1964 “Love Me Do” – U.S.
By the time “Love Me Do” formally entered the U.S. market as a single in late April 1964, the song was almost an afterthought. By then, America was in full Beatles swoon, as the group had appeared on The Ed Sullivan Show three times, performed live in Washington, D.C. and New York city, and had at least 14 of their songs among the Top 100 on the Billboard music chart. When “Love Me Do” began to enter the U.S. charts in the spring of 1964, it was due initially to sales of imported copies from Canada. On April 27th, 1964 the single “Love Me Do”/ “P.S I Love You” was formally released in the U.S. by Vee-Jay’s Tollie Records subsidiary. A month later, by May 30th, “Love Me Do” was the No. 1 hit on the U.S. Billboard music chart, remaining in the Top 100 for 14 weeks.
1982: Beatles on record sleeve cover of 20 anniversary edition of “Love Me Do.”
1982 20 Years Later
In 1982, at the 20th anniversary of “Love Me Do,” the song was re-issued in the U. K. in a special 12-inch edition, featuring both versions of the song recorded on September 4th and September 11th, 1962. With the re-issue, “Love Me Do” rose to No. 4 on the music charts, making an even better showing than it did 20 years earlier. In the Netherlands, a 20th anniversary EP was issued featuring “Love Me Do” along with two other early ’60s Beatles’ hits – “Please Please Me” and “From Me To You.” The Beatles by 1982, however, were no longer together, having broken up in 1970. John Lennon was dead by then as well, shot by a deranged fan in New York city in December 1980. Paul, George and Ringo were each involved in solo careers and/or working with other artists. Beatles music, however, was still doing well. Music technology was beginning to change by 1982, as compact discs were then just emerging, though not yet widely available. Beatles music would not be released on CD until the late 1980s, due in part to litigation between the Beatles and EMI.

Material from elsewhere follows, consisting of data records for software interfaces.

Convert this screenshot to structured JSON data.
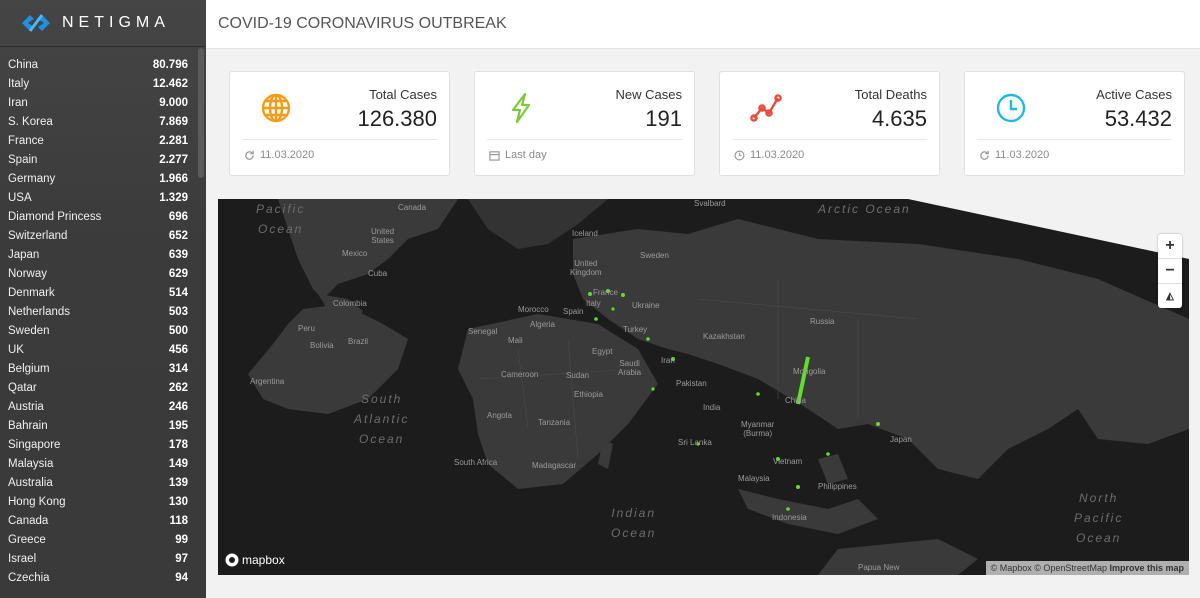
{
  "brand": {
    "name": "NETIGMA"
  },
  "header": {
    "title": "COVID-19 CORONAVIRUS OUTBREAK"
  },
  "countries": [
    {
      "name": "China",
      "count": "80.796"
    },
    {
      "name": "Italy",
      "count": "12.462"
    },
    {
      "name": "Iran",
      "count": "9.000"
    },
    {
      "name": "S. Korea",
      "count": "7.869"
    },
    {
      "name": "France",
      "count": "2.281"
    },
    {
      "name": "Spain",
      "count": "2.277"
    },
    {
      "name": "Germany",
      "count": "1.966"
    },
    {
      "name": "USA",
      "count": "1.329"
    },
    {
      "name": "Diamond Princess",
      "count": "696"
    },
    {
      "name": "Switzerland",
      "count": "652"
    },
    {
      "name": "Japan",
      "count": "639"
    },
    {
      "name": "Norway",
      "count": "629"
    },
    {
      "name": "Denmark",
      "count": "514"
    },
    {
      "name": "Netherlands",
      "count": "503"
    },
    {
      "name": "Sweden",
      "count": "500"
    },
    {
      "name": "UK",
      "count": "456"
    },
    {
      "name": "Belgium",
      "count": "314"
    },
    {
      "name": "Qatar",
      "count": "262"
    },
    {
      "name": "Austria",
      "count": "246"
    },
    {
      "name": "Bahrain",
      "count": "195"
    },
    {
      "name": "Singapore",
      "count": "178"
    },
    {
      "name": "Malaysia",
      "count": "149"
    },
    {
      "name": "Australia",
      "count": "139"
    },
    {
      "name": "Hong Kong",
      "count": "130"
    },
    {
      "name": "Canada",
      "count": "118"
    },
    {
      "name": "Greece",
      "count": "99"
    },
    {
      "name": "Israel",
      "count": "97"
    },
    {
      "name": "Czechia",
      "count": "94"
    }
  ],
  "cards": [
    {
      "label": "Total Cases",
      "value": "126.380",
      "footer": "11.03.2020",
      "icon": "globe-icon",
      "color": "#f39c12"
    },
    {
      "label": "New Cases",
      "value": "191",
      "footer": "Last day",
      "icon": "lightning-icon",
      "color": "#7cc73a"
    },
    {
      "label": "Total Deaths",
      "value": "4.635",
      "footer": "11.03.2020",
      "icon": "line-chart-icon",
      "color": "#e74c3c"
    },
    {
      "label": "Active Cases",
      "value": "53.432",
      "footer": "11.03.2020",
      "icon": "clock-icon",
      "color": "#1fb8e0"
    }
  ],
  "map": {
    "labels": {
      "canada": "Canada",
      "svalbard": "Svalbard",
      "united_states": "United\nStates",
      "mexico": "Mexico",
      "cuba": "Cuba",
      "colombia": "Colombia",
      "peru": "Peru",
      "bolivia": "Bolivia",
      "brazil": "Brazil",
      "argentina": "Argentina",
      "iceland": "Iceland",
      "uk": "United\nKingdom",
      "sweden": "Sweden",
      "france": "France",
      "ukraine": "Ukraine",
      "spain": "Spain",
      "italy": "Italy",
      "morocco": "Morocco",
      "algeria": "Algeria",
      "senegal": "Senegal",
      "mali": "Mali",
      "egypt": "Egypt",
      "turkey": "Turkey",
      "iran": "Iran",
      "saudi_arabia": "Saudi\nArabia",
      "kazakhstan": "Kazakhstan",
      "russia": "Russia",
      "mongolia": "Mongolia",
      "china": "China",
      "pakistan": "Pakistan",
      "india": "India",
      "sri_lanka": "Sri Lanka",
      "myanmar": "Myanmar\n(Burma)",
      "vietnam": "Vietnam",
      "philippines": "Philippines",
      "malaysia": "Malaysia",
      "indonesia": "Indonesia",
      "japan": "Japan",
      "papua": "Papua New",
      "cameroon": "Cameroon",
      "sudan": "Sudan",
      "ethiopia": "Ethiopia",
      "tanzania": "Tanzania",
      "angola": "Angola",
      "south_africa": "South Africa",
      "madagascar": "Madagascar"
    },
    "oceans": {
      "pacific_nw": "Pacific\nOcean",
      "arctic_ne": "Arctic Ocean",
      "south_atlantic": "South\nAtlantic\nOcean",
      "indian": "Indian\nOcean",
      "north_pacific": "North\nPacific\nOcean"
    },
    "zoom_in": "+",
    "zoom_out": "−",
    "compass": "◭",
    "mapbox_logo": "mapbox",
    "attribution": {
      "mapbox": "© Mapbox",
      "osm": "© OpenStreetMap",
      "improve": "Improve this map"
    }
  }
}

2012 50 Years Later
Cover art for the 2012 E-book, “Love Me Do,” by Bill Harry, published by Miniver Press.
At the 50th anniversary of the “Love Me Do” single, Miniver Press published an E-book about the behind-the-scenes making of the song, written by Bill Harry, editor and publisher of several Beatles books, a Beatles encyclopedia, and the former Mersey Beat newspaper. Harry was a long time friend of the Beatles, and in the E-book he reveals an inside account of the song’s making and its release in October 1962, including: how Pete Best was replaced by Ringo Starr on drums after the first recording session; the role George Martin played in the recording sessions and his influence on the Beatles; the behind-the scenes persistence, skill and efforts of Beatles manager, Brian Epstein, on behalf of the group; details on the U.K. charting of “Love Me Do;” and several other accounts. Also on the 50th anniversary, there were special celebrations in the U.K. marking the ocassion, including a commemoration of the song and the “Fab Four” in the Beatles’ hometown of Liverpool, England.
“Love Me Do” of 1962 was, in any case, the opening salvo in a worldwide Beatles music revolution that would spark changes not only in music, but also in fashion, film and cultural mores affecting millions of people, and generating billions in business activity.
For additional Beatles stories at this website see “Beatles History: Ten Stories,” a directory page with links to those stories and additional background on the group’s rise and its members. Other stories on the history of popular music and its impact on society can be found at the Annals of Music category page or visit the Home Page for additional choices. Thanks for visiting – and please consider supporting this website. Thank you. – Jack Doyle